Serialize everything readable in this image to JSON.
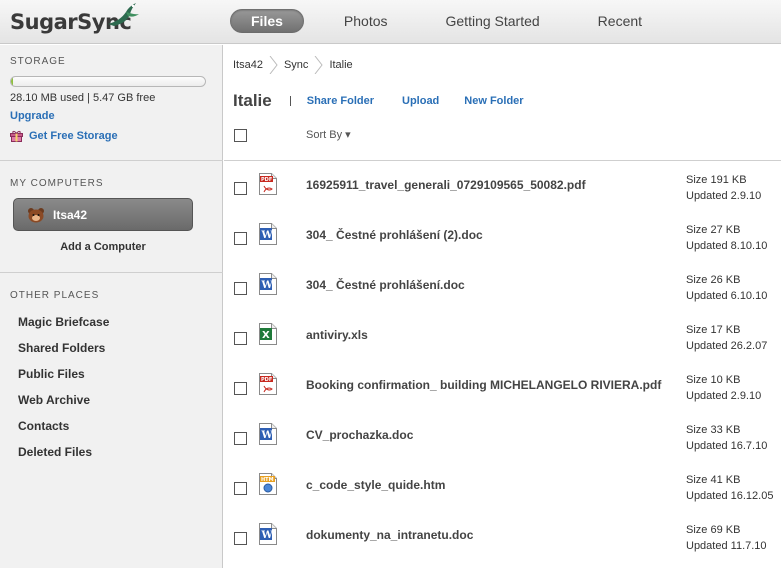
{
  "app": {
    "logo_text": "SugarSync"
  },
  "nav": {
    "items": [
      "Files",
      "Photos",
      "Getting Started",
      "Recent"
    ],
    "active": "Files"
  },
  "sidebar": {
    "storage": {
      "title": "STORAGE",
      "used_text": "28.10 MB used | 5.47 GB free",
      "used_fraction": 0.005,
      "upgrade_label": "Upgrade",
      "free_storage_label": "Get Free Storage"
    },
    "my_computers": {
      "title": "MY COMPUTERS",
      "computer_name": "Itsa42",
      "add_label": "Add a Computer"
    },
    "other_places": {
      "title": "OTHER PLACES",
      "items": [
        "Magic Briefcase",
        "Shared Folders",
        "Public Files",
        "Web Archive",
        "Contacts",
        "Deleted Files"
      ]
    }
  },
  "main": {
    "breadcrumb": [
      "Itsa42",
      "Sync",
      "Italie"
    ],
    "folder_title": "Italie",
    "actions": {
      "share": "Share Folder",
      "upload": "Upload",
      "new_folder": "New Folder"
    },
    "sort_label": "Sort By ▾",
    "files": [
      {
        "name": "16925911_travel_generali_0729109565_50082.pdf",
        "type": "pdf",
        "size": "Size 191 KB",
        "updated": "Updated 2.9.10"
      },
      {
        "name": "304_ Čestné prohlášení (2).doc",
        "type": "doc",
        "size": "Size 27 KB",
        "updated": "Updated 8.10.10"
      },
      {
        "name": "304_ Čestné prohlášení.doc",
        "type": "doc",
        "size": "Size 26 KB",
        "updated": "Updated 6.10.10"
      },
      {
        "name": "antiviry.xls",
        "type": "xls",
        "size": "Size 17 KB",
        "updated": "Updated 26.2.07"
      },
      {
        "name": "Booking confirmation_ building MICHELANGELO RIVIERA.pdf",
        "type": "pdf",
        "size": "Size 10 KB",
        "updated": "Updated 2.9.10"
      },
      {
        "name": "CV_prochazka.doc",
        "type": "doc",
        "size": "Size 33 KB",
        "updated": "Updated 16.7.10"
      },
      {
        "name": "c_code_style_quide.htm",
        "type": "htm",
        "size": "Size 41 KB",
        "updated": "Updated 16.12.05"
      },
      {
        "name": "dokumenty_na_intranetu.doc",
        "type": "doc",
        "size": "Size 69 KB",
        "updated": "Updated 11.7.10"
      }
    ]
  },
  "colors": {
    "link": "#2a6fb6",
    "storage_fill": "#8fbf3f",
    "active_tab": "#7d7d7d"
  }
}
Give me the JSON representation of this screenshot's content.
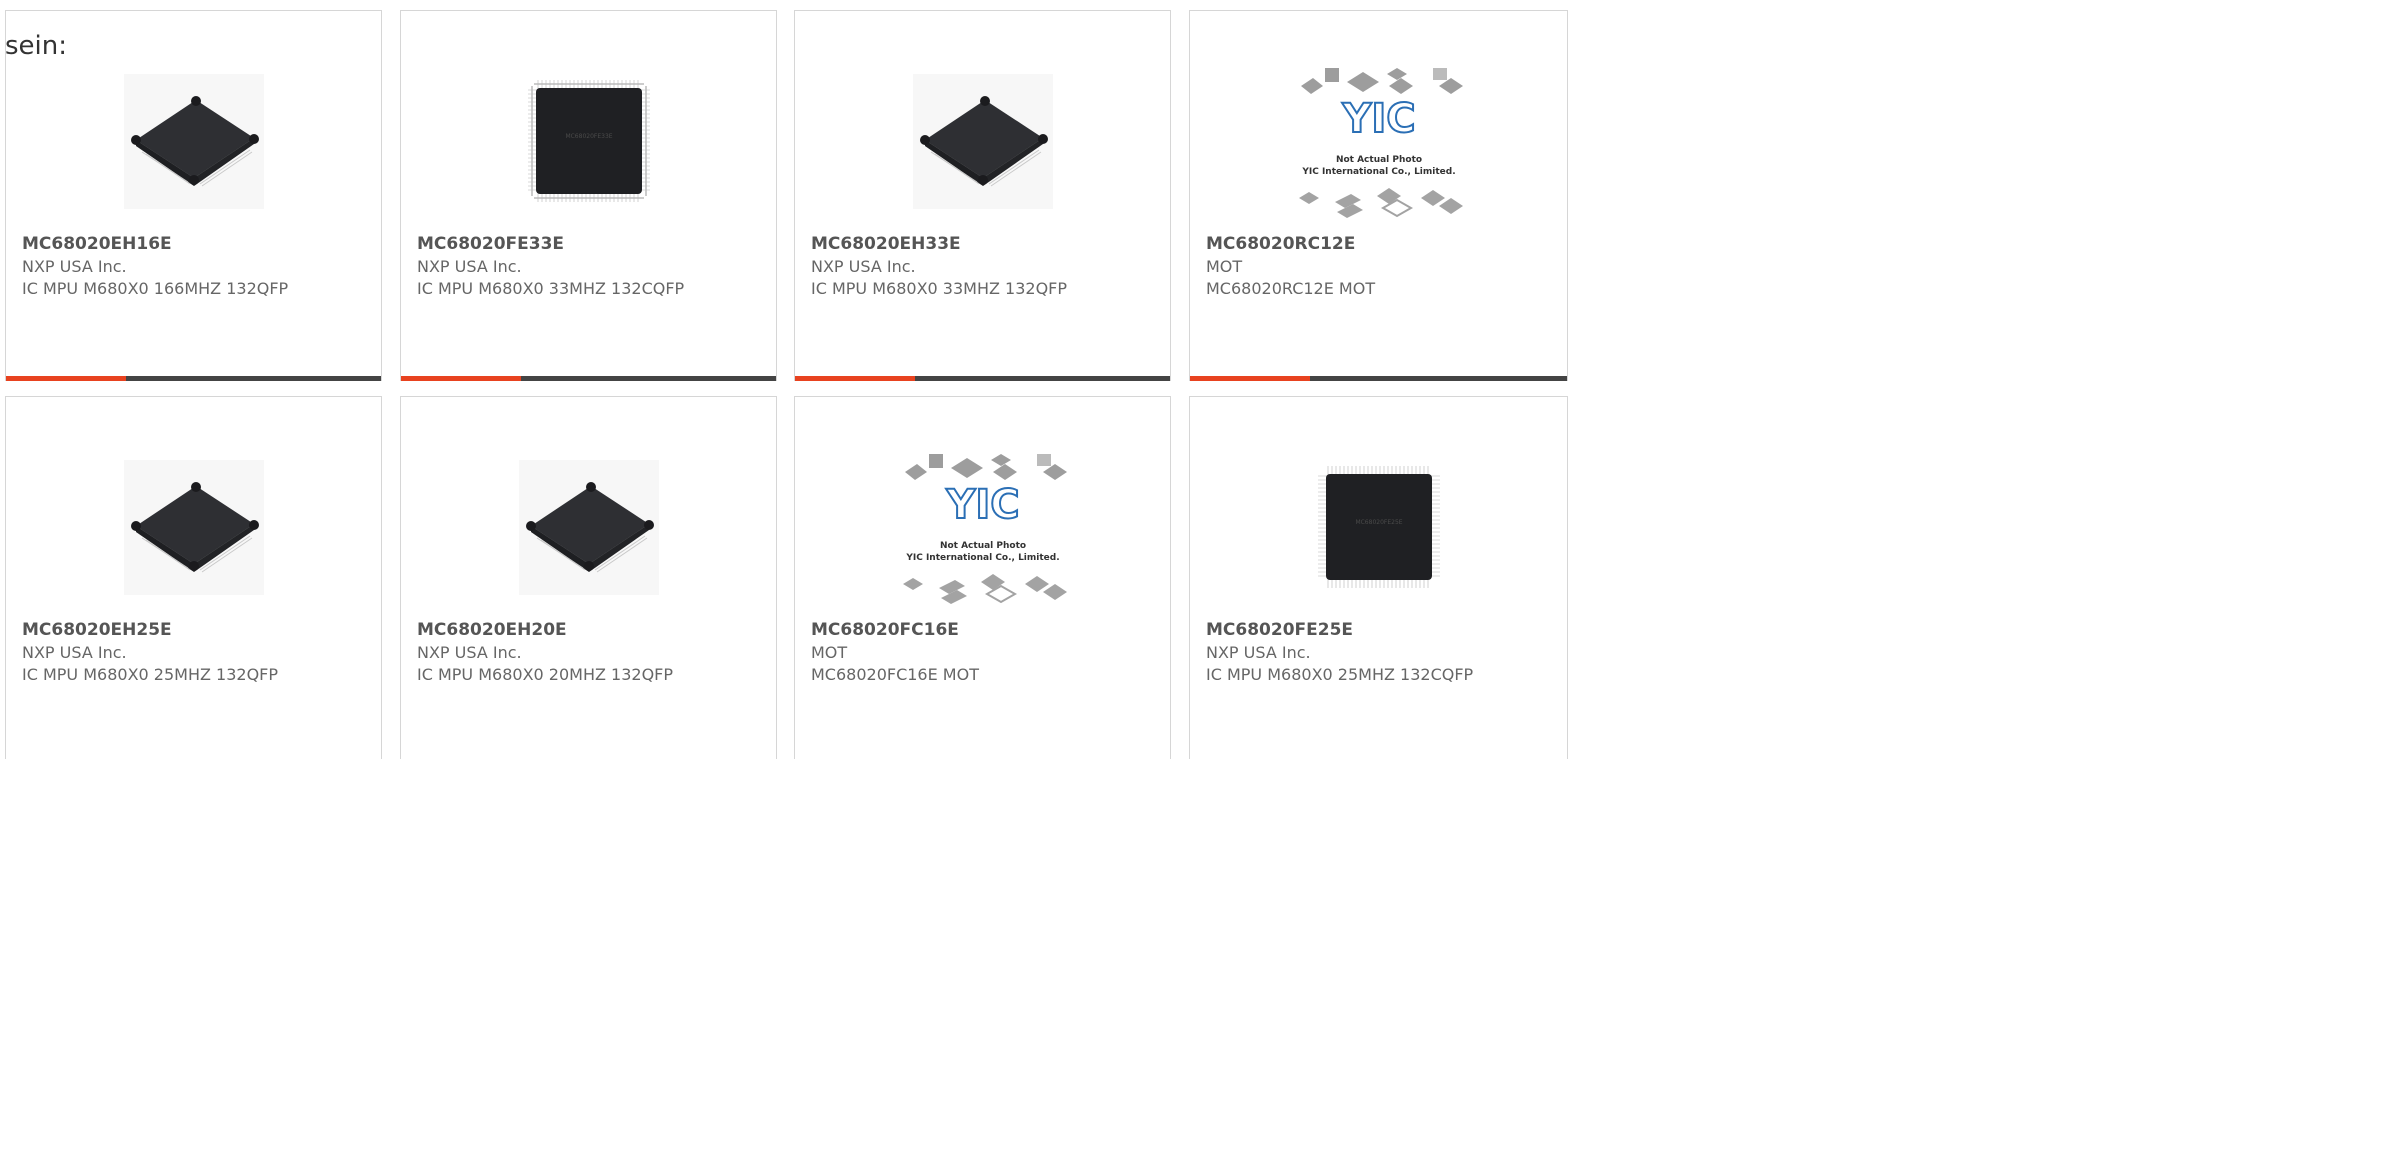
{
  "intro_text": "sein:",
  "colors": {
    "accent": "#e8421f",
    "bar": "#444444",
    "border": "#d6d6d6"
  },
  "products": [
    {
      "part_number": "MC68020EH16E",
      "manufacturer": "NXP USA Inc.",
      "description": "IC MPU M680X0 166MHZ 132QFP",
      "image": "qfp-chip-angled-icon"
    },
    {
      "part_number": "MC68020FE33E",
      "manufacturer": "NXP USA Inc.",
      "description": "IC MPU M680X0 33MHZ 132CQFP",
      "image": "cqfp-chip-top-icon"
    },
    {
      "part_number": "MC68020EH33E",
      "manufacturer": "NXP USA Inc.",
      "description": "IC MPU M680X0 33MHZ 132QFP",
      "image": "qfp-chip-angled-icon"
    },
    {
      "part_number": "MC68020RC12E",
      "manufacturer": "MOT",
      "description": "MC68020RC12E MOT",
      "image": "yic-placeholder-icon",
      "placeholder_line1": "Not Actual Photo",
      "placeholder_line2": "YIC International Co., Limited."
    },
    {
      "part_number": "MC68020EH25E",
      "manufacturer": "NXP USA Inc.",
      "description": "IC MPU M680X0 25MHZ 132QFP",
      "image": "qfp-chip-angled-icon"
    },
    {
      "part_number": "MC68020EH20E",
      "manufacturer": "NXP USA Inc.",
      "description": "IC MPU M680X0 20MHZ 132QFP",
      "image": "qfp-chip-angled-icon"
    },
    {
      "part_number": "MC68020FC16E",
      "manufacturer": "MOT",
      "description": "MC68020FC16E MOT",
      "image": "yic-placeholder-icon",
      "placeholder_line1": "Not Actual Photo",
      "placeholder_line2": "YIC International Co., Limited."
    },
    {
      "part_number": "MC68020FE25E",
      "manufacturer": "NXP USA Inc.",
      "description": "IC MPU M680X0 25MHZ 132CQFP",
      "image": "cqfp-chip-top-icon"
    }
  ]
}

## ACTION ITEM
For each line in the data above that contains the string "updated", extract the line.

## EXERCISE RESPONSE
        "updated": "Updated 2.9.10"
        "updated": "Updated 8.10.10"
        "updated": "Updated 6.10.10"
        "updated": "Updated 26.2.07"
        "updated": "Updated 2.9.10"
        "updated": "Updated 16.7.10"
        "updated": "Updated 16.12.05"
        "updated": "Updated 11.7.10"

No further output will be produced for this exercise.